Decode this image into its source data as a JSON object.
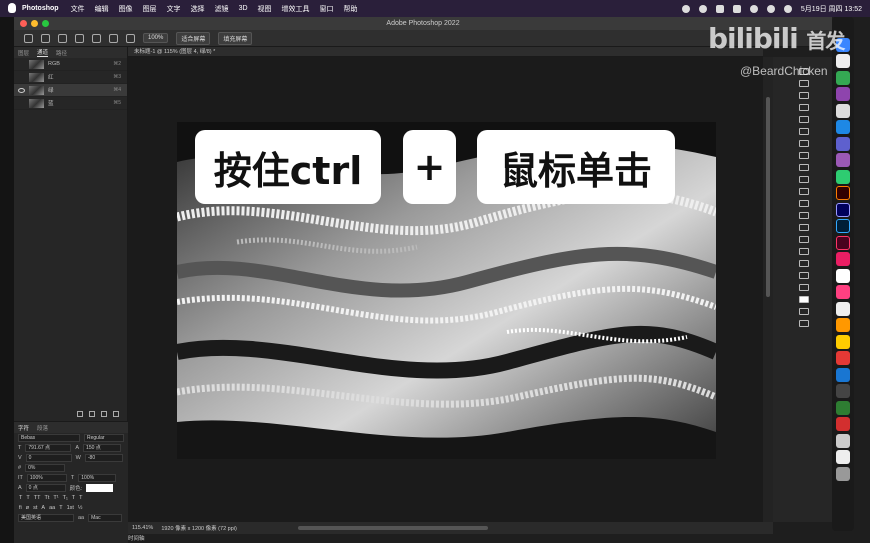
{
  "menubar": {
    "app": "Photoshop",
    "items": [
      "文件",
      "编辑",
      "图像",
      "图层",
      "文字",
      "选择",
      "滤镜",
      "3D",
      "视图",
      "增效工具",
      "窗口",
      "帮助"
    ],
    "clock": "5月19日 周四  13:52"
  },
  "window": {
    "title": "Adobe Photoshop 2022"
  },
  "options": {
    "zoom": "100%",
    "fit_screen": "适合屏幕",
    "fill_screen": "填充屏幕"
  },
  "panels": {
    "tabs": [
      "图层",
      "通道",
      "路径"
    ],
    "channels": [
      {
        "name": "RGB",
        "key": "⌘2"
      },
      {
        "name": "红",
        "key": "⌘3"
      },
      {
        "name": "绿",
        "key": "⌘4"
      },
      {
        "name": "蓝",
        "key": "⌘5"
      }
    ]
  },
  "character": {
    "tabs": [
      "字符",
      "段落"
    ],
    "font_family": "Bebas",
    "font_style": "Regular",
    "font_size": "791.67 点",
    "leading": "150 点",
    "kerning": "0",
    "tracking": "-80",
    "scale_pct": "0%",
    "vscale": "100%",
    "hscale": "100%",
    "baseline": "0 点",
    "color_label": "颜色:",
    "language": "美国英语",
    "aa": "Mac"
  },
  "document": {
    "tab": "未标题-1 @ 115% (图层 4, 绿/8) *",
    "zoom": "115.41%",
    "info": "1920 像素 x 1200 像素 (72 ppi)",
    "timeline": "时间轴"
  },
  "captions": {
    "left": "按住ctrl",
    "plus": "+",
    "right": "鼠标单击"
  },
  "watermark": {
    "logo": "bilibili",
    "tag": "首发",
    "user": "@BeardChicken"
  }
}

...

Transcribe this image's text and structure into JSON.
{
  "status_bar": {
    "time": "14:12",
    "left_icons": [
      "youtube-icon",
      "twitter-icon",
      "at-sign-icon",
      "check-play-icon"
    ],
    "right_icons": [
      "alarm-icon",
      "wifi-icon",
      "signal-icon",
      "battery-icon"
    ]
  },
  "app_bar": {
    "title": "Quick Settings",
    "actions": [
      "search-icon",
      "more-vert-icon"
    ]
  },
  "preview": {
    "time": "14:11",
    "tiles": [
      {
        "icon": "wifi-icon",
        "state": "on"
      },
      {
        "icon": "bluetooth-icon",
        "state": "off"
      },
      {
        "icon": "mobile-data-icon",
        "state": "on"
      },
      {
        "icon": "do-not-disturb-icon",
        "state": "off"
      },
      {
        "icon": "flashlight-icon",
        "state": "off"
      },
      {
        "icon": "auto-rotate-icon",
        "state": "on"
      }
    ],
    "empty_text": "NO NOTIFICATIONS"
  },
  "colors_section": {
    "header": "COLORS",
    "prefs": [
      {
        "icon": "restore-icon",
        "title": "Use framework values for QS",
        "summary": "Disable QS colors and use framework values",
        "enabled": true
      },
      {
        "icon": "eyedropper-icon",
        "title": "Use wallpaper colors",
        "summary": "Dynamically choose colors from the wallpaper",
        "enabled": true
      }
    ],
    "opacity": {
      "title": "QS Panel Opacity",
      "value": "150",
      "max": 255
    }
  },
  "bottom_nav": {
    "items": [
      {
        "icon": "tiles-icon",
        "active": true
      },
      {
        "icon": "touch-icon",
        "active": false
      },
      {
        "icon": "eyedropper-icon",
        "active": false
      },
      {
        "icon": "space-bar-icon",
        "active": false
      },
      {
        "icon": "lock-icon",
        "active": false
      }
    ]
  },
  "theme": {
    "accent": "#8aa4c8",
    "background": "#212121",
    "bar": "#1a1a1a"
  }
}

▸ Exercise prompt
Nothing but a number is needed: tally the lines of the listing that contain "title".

▸ Result of the task
5